irst impressions of Kyle Rapps led listeners to believe he was on a mission to recapture the Boogie Down Productions sound of the late 1980’s and early 1990’s. Listening to “SUB” creates a new and entirely different impression. Rapps now sounds more like an avant garde experimental rapper from Los Angeles or Vancouver, even though he’s a New Jerseyite who moved to Harlem. Take “Bodies in the Trunk” for example:
Belief produces both this song and the entire album as a whole, and the closest comparison I can draw to the instrumental is if Pharrell decided that he was #Hyphy and rededicated his life to the sound – yet he still couldn’t shed his Neptunes roots. As for Rapps himself, he aptly describes his style as “underwater flow – yeah I’m on my gills.” The vocal pitch gets deep at times, but it’s not heavy and menacing – if we’re being honest he’s a bit on the nerdy tip.
“Yeah – I’m wakin up mad early
I put mics to bed like Conrad Murray
I don’t like to eat pussy that’s furry
Don’t like an emcee if he act girlie
I live in Harlem but I grew up in Jersey
where starving kids might do you type dirty
I make my enemies movie like Bernie
Your girlfriend’s thirsty – I don’t like mercy”
Rapps is a little bit too nonchalant about his flow on this one, which is why “Get It In” featuring Action Bronson is a better choice to showcase his style.
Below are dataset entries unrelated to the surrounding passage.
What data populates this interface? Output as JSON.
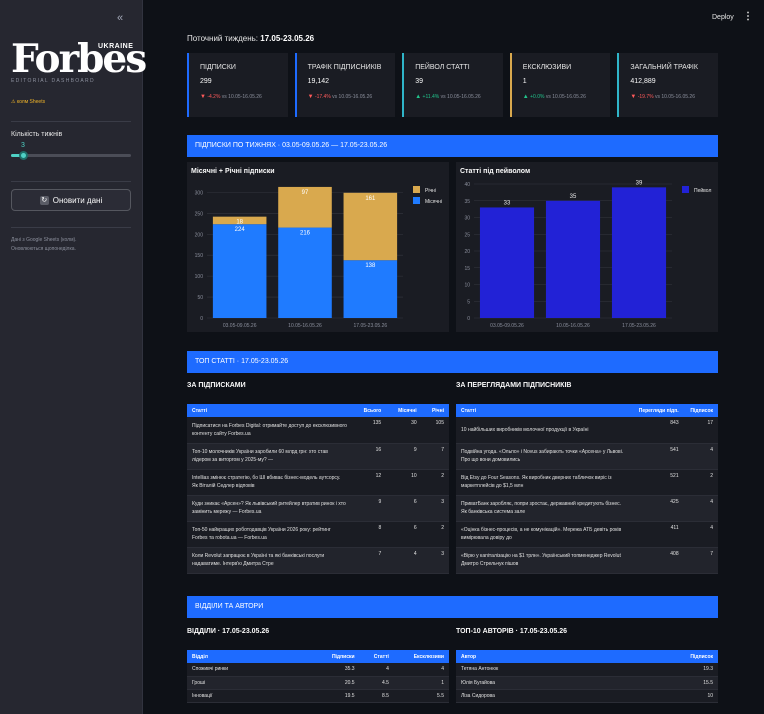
{
  "sidebar": {
    "collapse_glyph": "«",
    "logo": "Forbes",
    "logo_region": "UKRAINE",
    "logo_subtitle": "EDITORIAL DASHBOARD",
    "sheets_link": "⚠ колм Sheets",
    "weeks_label": "Кількість тижнів",
    "weeks_value": "3",
    "weeks_fraction": 0.1,
    "refresh_label": "Оновити дані",
    "note_line1": "Дані з Google Sheets (колм).",
    "note_line2": "Оновлюються щопонеділка."
  },
  "topbar": {
    "deploy_label": "Deploy",
    "menu_glyph": "⋮"
  },
  "current_week": {
    "label": "Поточний тиждень:",
    "value": "17.05-23.05.26"
  },
  "colors": {
    "accent": "#1e6bff",
    "gold": "#d9a94e",
    "blue_bar": "#1f7bff",
    "dark_blue_bar": "#2222d6",
    "teal": "#4fd1c5",
    "negative": "#ff5a5a",
    "positive": "#21c38b"
  },
  "kpis": [
    {
      "label": "ПІДПИСКИ",
      "value": "299",
      "arrow": "▼",
      "delta": "-4.2%",
      "trend": "neg",
      "compare": "vs 10.05-16.05.26",
      "border": "#1e6bff"
    },
    {
      "label": "ТРАФІК ПІДПИСНИКІВ",
      "value": "19,142",
      "arrow": "▼",
      "delta": "-17.4%",
      "trend": "neg",
      "compare": "vs 10.05-16.05.26",
      "border": "#1e6bff"
    },
    {
      "label": "ПЕЙВОЛ СТАТТІ",
      "value": "39",
      "arrow": "▲",
      "delta": "+11.4%",
      "trend": "pos",
      "compare": "vs 10.05-16.05.26",
      "border": "#2fb5c9"
    },
    {
      "label": "ЕКСКЛЮЗИВИ",
      "value": "1",
      "arrow": "▲",
      "delta": "+0.0%",
      "trend": "pos",
      "compare": "vs 10.05-16.05.26",
      "border": "#d9a94e"
    },
    {
      "label": "ЗАГАЛЬНИЙ ТРАФІК",
      "value": "412,889",
      "arrow": "▼",
      "delta": "-19.7%",
      "trend": "neg",
      "compare": "vs 10.05-16.05.26",
      "border": "#2fb5c9"
    }
  ],
  "banners": {
    "subs": "ПІДПИСКИ ПО ТИЖНЯХ · 03.05-09.05.26 — 17.05-23.05.26",
    "top": "ТОП СТАТТІ · 17.05-23.05.26",
    "dept": "ВІДДІЛИ ТА АВТОРИ"
  },
  "chart_data": [
    {
      "type": "bar",
      "title": "Місячні + Річні підписки",
      "categories": [
        "03.05-09.05.26",
        "10.05-16.05.26",
        "17.05-23.05.26"
      ],
      "series": [
        {
          "name": "Місячні",
          "values": [
            224,
            216,
            138
          ],
          "color": "#1f7bff"
        },
        {
          "name": "Річні",
          "values": [
            18,
            97,
            161
          ],
          "color": "#d9a94e"
        }
      ],
      "ylim": [
        0,
        320
      ],
      "yticks": [
        0,
        50,
        100,
        150,
        200,
        250,
        300
      ],
      "legend": "top-right",
      "stacked": true
    },
    {
      "type": "bar",
      "title": "Статті під пейволом",
      "categories": [
        "03.05-09.05.26",
        "10.05-16.05.26",
        "17.05-23.05.26"
      ],
      "series": [
        {
          "name": "Пейвол",
          "values": [
            33,
            35,
            39
          ],
          "color": "#2222d6"
        }
      ],
      "ylim": [
        0,
        40
      ],
      "yticks": [
        0,
        5,
        10,
        15,
        20,
        25,
        30,
        35,
        40
      ],
      "legend": "top-right"
    }
  ],
  "top_subs": {
    "title": "ЗА ПІДПИСКАМИ",
    "headers": [
      "Статті",
      "Всього",
      "Місячні",
      "Річні"
    ],
    "rows": [
      [
        "Підписатися на Forbes Digital: отримайте доступ до ексклюзивного контенту сайту Forbes.ua",
        "135",
        "30",
        "105"
      ],
      [
        "Топ-10 молочників України заробили 60 млрд грн: хто став лідером за виторгом у 2025-му? —",
        "16",
        "9",
        "7"
      ],
      [
        "Intellias змінює стратегію, бо ШІ вбиває бізнес-модель аутсорсу. Як Віталій Седлер відповів",
        "12",
        "10",
        "2"
      ],
      [
        "Куди зникає «Арсен»? Як львівський ритейлер втратив ринок і хто замінить мережу — Forbes.ua",
        "9",
        "6",
        "3"
      ],
      [
        "Топ-50 найкращих роботодавців України 2026 року: рейтинг Forbes та robota.ua — Forbes.ua",
        "8",
        "6",
        "2"
      ],
      [
        "Коли Revolut запрацює в Україні та які банківські послуги надаватиме. Інтерв'ю Дмитра Стре",
        "7",
        "4",
        "3"
      ]
    ]
  },
  "top_views": {
    "title": "ЗА ПЕРЕГЛЯДАМИ ПІДПИСНИКІВ",
    "headers": [
      "Статті",
      "Перегляди підп.",
      "Підписок"
    ],
    "rows": [
      [
        "10 найбільших виробників молочної продукції в Україні",
        "843",
        "17"
      ],
      [
        "Подвійна угода. «Ольпо» і Novus забирають точки «Арсена» у Львові. Про що вони домовились",
        "541",
        "4"
      ],
      [
        "Від Etsy до Four Seasons. Як виробник дверних табличок виріс із маркетплейсів до $1,5 млн",
        "521",
        "2"
      ],
      [
        "ПриватБанк заробляє, попри зростає, державний кредитують бізнес. Як банківська система зале",
        "425",
        "4"
      ],
      [
        "«Оцінка бізнес-процесів, а не комунікацій». Мережа АТБ девіть років вимірювала довіру до",
        "411",
        "4"
      ],
      [
        "«Вірю у капіталізацію на $1 трлн». Український топменеджер Revolut Дмитро Стрельчук пішов",
        "408",
        "7"
      ]
    ]
  },
  "depts": {
    "title": "ВІДДІЛИ · 17.05-23.05.26",
    "headers": [
      "Відділ",
      "Підписки",
      "Статті",
      "Ексклюзиви"
    ],
    "rows": [
      [
        "Споживчі ринки",
        "35.3",
        "4",
        "4"
      ],
      [
        "Гроші",
        "20.5",
        "4.5",
        "1"
      ],
      [
        "Інновації",
        "19.5",
        "8.5",
        "5.5"
      ]
    ]
  },
  "authors": {
    "title": "ТОП-10 АВТОРІВ · 17.05-23.05.26",
    "headers": [
      "Автор",
      "Підписок"
    ],
    "rows": [
      [
        "Тетяна Антонюк",
        "19.3"
      ],
      [
        "Юлія Бугайова",
        "15.5"
      ],
      [
        "Ліза Сидорова",
        "10"
      ]
    ]
  }
}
It’s also a more exciting beat from Belief, a punchy guitar rock affair with a Rick Rubin-esque breakdown shortly after the 90 second mark.
“I’ma give it to ’em, Belief give it to ’em
Keep the rhythm movin, makin vision music
My people livin stupid rich, movin bricks
Lunatics now in the pris’, doin bids
Who is this, wakin me, 2-6, talkin foolishness
Bumpin Ludacris in the crib – rumor is
They hit your dude for his Puma kicks
Put two in his ribs and he ain’t gon’ live
Just another black kid merked in the suburbs”
The suburbs are more than casually referenced throughout the album, which reflects both the album’s title and Rapps’ own upbringing. That may also account for the fact that while Rapps wants to be as grimy as his cohort Bronson, he doesn’t have that street slanguage tinge to his delivery. It would be far worse to fake it if he doesn’t have it, so the honestly stilted way he speaks is both endearing and occasionally a bit frustrating.
Rapps certainly has the respect of his peers, as he gets a cameo from Murs on electro-technical “Architecture” and Spaceman on the whistling and hi-hat heavy “Coco Puffs.” The thing that doesn’t seem to click is Belief’s backdrops. It’s not that he lacks technical excellence in any aspect of his construction – the vocals are well mixed, the layering is clean, the beats are on time and the songs are perfectly polished – it’s just that I don’t like the technological sound. It sounds like hip-hop for robots to do the robot to. Even a song like “Partycrasher” that mellows out the digital edges still feels too synthetic.
Individually there are elements of “SUB” I like and could enjoy on repeat plays. Collectively as a whole the 46 minutes seems to drag and gives me a serious case of the “ITIS” he references – on a song where he also purposefully raps like he’s drowsy as hell. I don’t want to fault either person here for being creative and experimental, but the risk you take when you make an album that way is that the audience isn’t always into the end result. Even as a free download I can’t highly recommend it.